A recent survey conducted by Zopa, the UK’s first peer-to-peer lender, found that Generation Z – those aged between 18 and 22 – is taking control of its finances; 35% of those polled had savings of £1,000 or more and two-thirds said that they believe that saving little and often is key.
Zopa’s research examined views towards both finances and savings from those in Gen Z as well as millennials – aged between 23 and 38 –finding that both generations were prioritising saving; 52% of millennials had squirreled away more than £1,000.
In its study, Zopa interviewed 1,500 individuals that were either working, earning minimum wage or above, or university students, and its results contradict commonly held belief that young people are profligate with money and aren’t preparing for the future; 40% Gen Z said they believe that putting money aside is fundamental.
With Lloyds Bank’s ‘M word’ advertisement currently proving something of an ear-worm, respondents were also specifically asked about their willingness to discuss money with family and friends openly; 73% of millennials and 70% Gen Z said they were happy to talk about their finances in general.

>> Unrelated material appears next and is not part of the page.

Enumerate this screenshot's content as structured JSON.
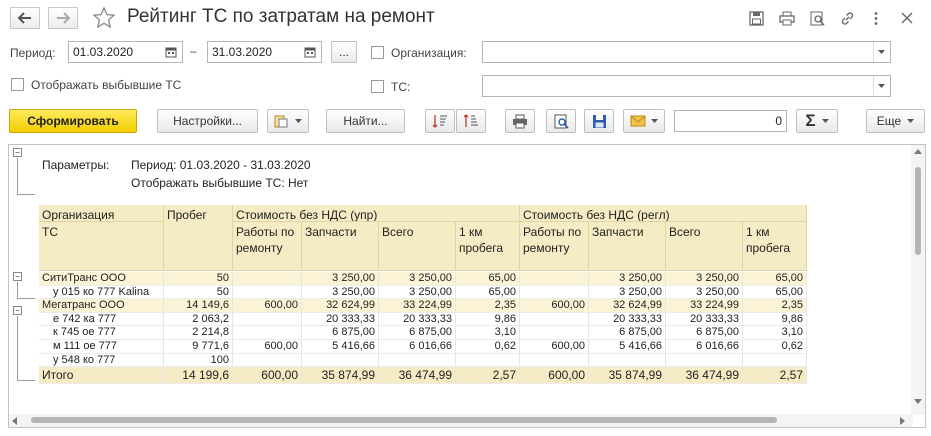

It is difficult not to empathise with either generation when it comes to tuition fees and the current student loan regime because they appear to have been clobbered; unsurprisingly, of those that had gone through further education, just 20% of Gen Z and 15% of millennials said they saw university fees as manageable.
As well as looking at their savings regime, Zopa looked at the ways in which they access their bank accounts; 70% of Gen Z said they checked in on their finances nearly every day, compared to 61% of millennials.
its results contradict commonly held belief that young people are profligate with money and aren’t preparing for the future
Neither generation is likely to be uncomfortable with new technology, but having grown up surrounded by tech, it is no surprise that Gen Z has embraced mobile banking more than other generations ; 63% keep updated on their finances using dedicated banking apps on their mobile phones, compared with 60% of millennials who were more likely to use online banking hubs, via a laptop or computer, rather than through their mobile.
Even at the upper end of the age range, millennials could hardly be described as crusty, but apparently they would rather stick to traditional methods with 16% responding that they would rather going to a branch to bank, compared to just 8% of Gen Z.
In announcing its findings, Andrew Lawson, chief product officer at Zopa, said: ‘Our latest research shows that the younger working generations are setting a new agenda for their financial futures.
‘With Gen Z showing they are the savviest when it comes to financial control, it may be time to wave farewell to the idea of the Bank of Mum and Dad.’
Lawson added: ‘It’s unsurprising that there are some similarities and differences between Gen Z and Millennials when it comes to their savings and finances, but it’s clear that Gen Z has taken the crown of most financially savvy generation.’
‘Getting a grip on your finances at any age is crucial to feeling positive and in control of your financial situation, which can go a long way to feeling good about money.
‘As more and more tools come to market to help people stay in control of their money, the generations that are more open to trying new apps and features are getting better and more adept at managing their finances.’